The Energy Regulatory Office (ERÚ) also recently drew attention to unfair practices of some suppliers. According to the authority, some suppliers threaten consumers to disconnect their electricity or gas supply point after the consumer fails to pay a single deposit. However, according to the office, such a procedure may be in violation of the law, because the violation of the payment obligation should be repeated and should only be threatened when the consumer fails to pay at least two different payments for energy.

The company Pražská energetika (PRE) recently recorded several attempts at so-called phishing, when its clients received fake messages. In them, fraudsters pretending to be PRE fraudulently tried to lure recipients with their access bank details. “We have filed a criminal complaint against an unknown perpetrator and are warning customers about this danger on our website,” said PRE spokesman Karel Hanzelka.

The company E.ON also noted an increase in cases of unfair practices by the so-called energy fraudsters, which also warned against the abuse of price ceilings. “Hundreds of clients contact us every year with requests for help, but we estimate that we won't even find out about most of the attempts that energy scammers implement,” Rudolf Uzlík, head of service processes at E.ON Energie, told ČTK. According to the company, fraudsters pose as E.ON employees and force customers to sign documents that are actually contracts with a new supplier or power of attorney to intermediaries. According to the company, there are also problems with contracts that were concluded on the basis of authorization, often several years or months ago, which some traders or intermediaries are now reselling among themselves and clients are unable to contact them.
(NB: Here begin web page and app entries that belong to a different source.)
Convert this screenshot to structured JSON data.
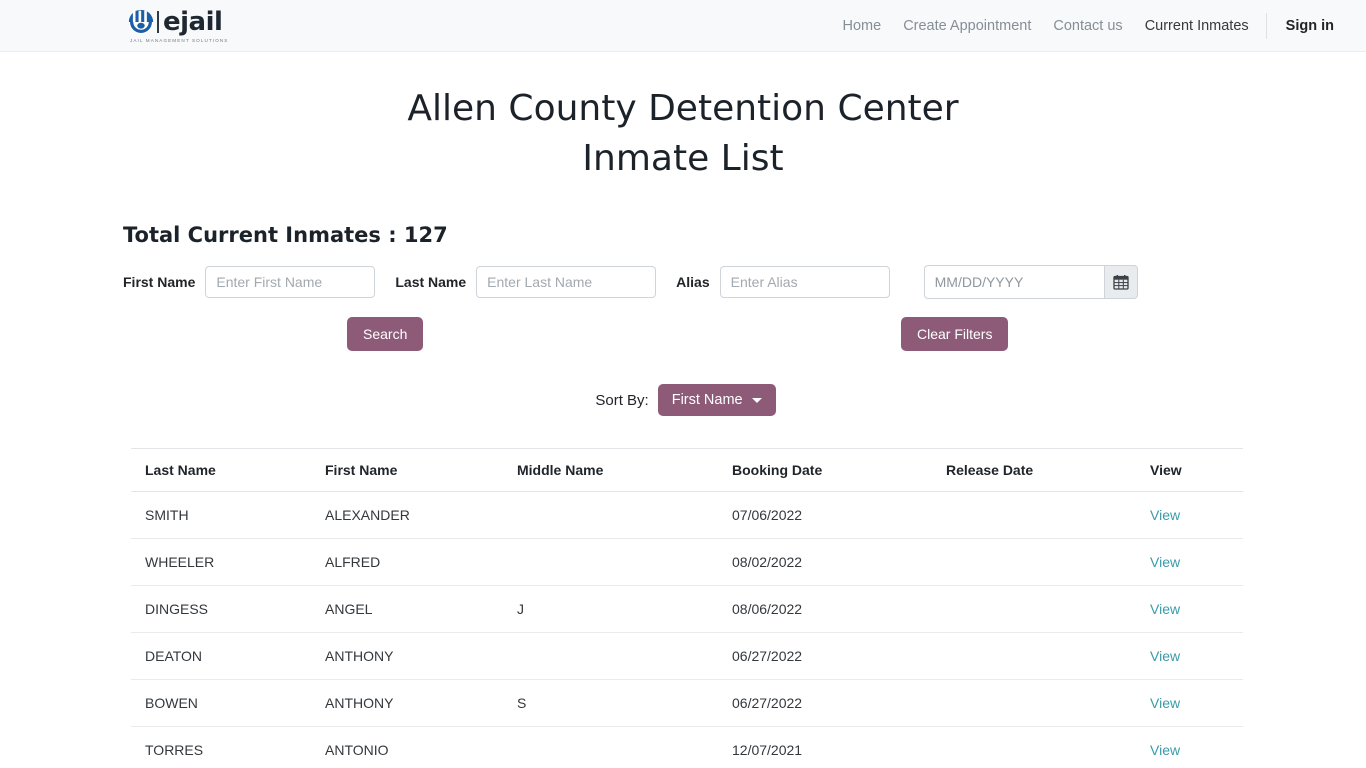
{
  "navbar": {
    "brand": {
      "word": "ejail",
      "tagline": "JAIL MANAGEMENT SOLUTIONS",
      "icon": "ejail-logo-icon"
    },
    "links": [
      {
        "label": "Home",
        "active": false
      },
      {
        "label": "Create Appointment",
        "active": false
      },
      {
        "label": "Contact us",
        "active": false
      },
      {
        "label": "Current Inmates",
        "active": true
      }
    ],
    "signin": "Sign in"
  },
  "page": {
    "title_line1": "Allen County Detention Center",
    "title_line2": "Inmate List",
    "total_label": "Total Current Inmates : 127"
  },
  "filters": {
    "first_name_label": "First Name",
    "first_name_placeholder": "Enter First Name",
    "first_name_value": "",
    "last_name_label": "Last Name",
    "last_name_placeholder": "Enter Last Name",
    "last_name_value": "",
    "alias_label": "Alias",
    "alias_placeholder": "Enter Alias",
    "alias_value": "",
    "date_placeholder": "MM/DD/YYYY",
    "date_value": "",
    "calendar_icon": "calendar-icon",
    "search_button": "Search",
    "clear_button": "Clear Filters",
    "accent_color": "#8d5b78"
  },
  "sort": {
    "label": "Sort By:",
    "selected": "First Name",
    "caret_icon": "chevron-down-icon"
  },
  "table": {
    "headers": [
      "Last Name",
      "First Name",
      "Middle Name",
      "Booking Date",
      "Release Date",
      "View"
    ],
    "view_label": "View",
    "view_link_color": "#3a9ba8",
    "rows": [
      {
        "last": "SMITH",
        "first": "ALEXANDER",
        "middle": "",
        "booking": "07/06/2022",
        "release": "",
        "view": "View"
      },
      {
        "last": "WHEELER",
        "first": "ALFRED",
        "middle": "",
        "booking": "08/02/2022",
        "release": "",
        "view": "View"
      },
      {
        "last": "DINGESS",
        "first": "ANGEL",
        "middle": "J",
        "booking": "08/06/2022",
        "release": "",
        "view": "View"
      },
      {
        "last": "DEATON",
        "first": "ANTHONY",
        "middle": "",
        "booking": "06/27/2022",
        "release": "",
        "view": "View"
      },
      {
        "last": "BOWEN",
        "first": "ANTHONY",
        "middle": "S",
        "booking": "06/27/2022",
        "release": "",
        "view": "View"
      },
      {
        "last": "TORRES",
        "first": "ANTONIO",
        "middle": "",
        "booking": "12/07/2021",
        "release": "",
        "view": "View"
      }
    ]
  }
}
A number of energy suppliers started in in recent weeks to offer electricity and gas prices below the government ceiling. Below-ceiling prices have already been announced by suppliers such as E.ON, innogy, MND or Centropol, who have already started offering reduced rates for some tariffs. ČEZ also introduced the new tariff, which, however, expects to reduce prices only from next year.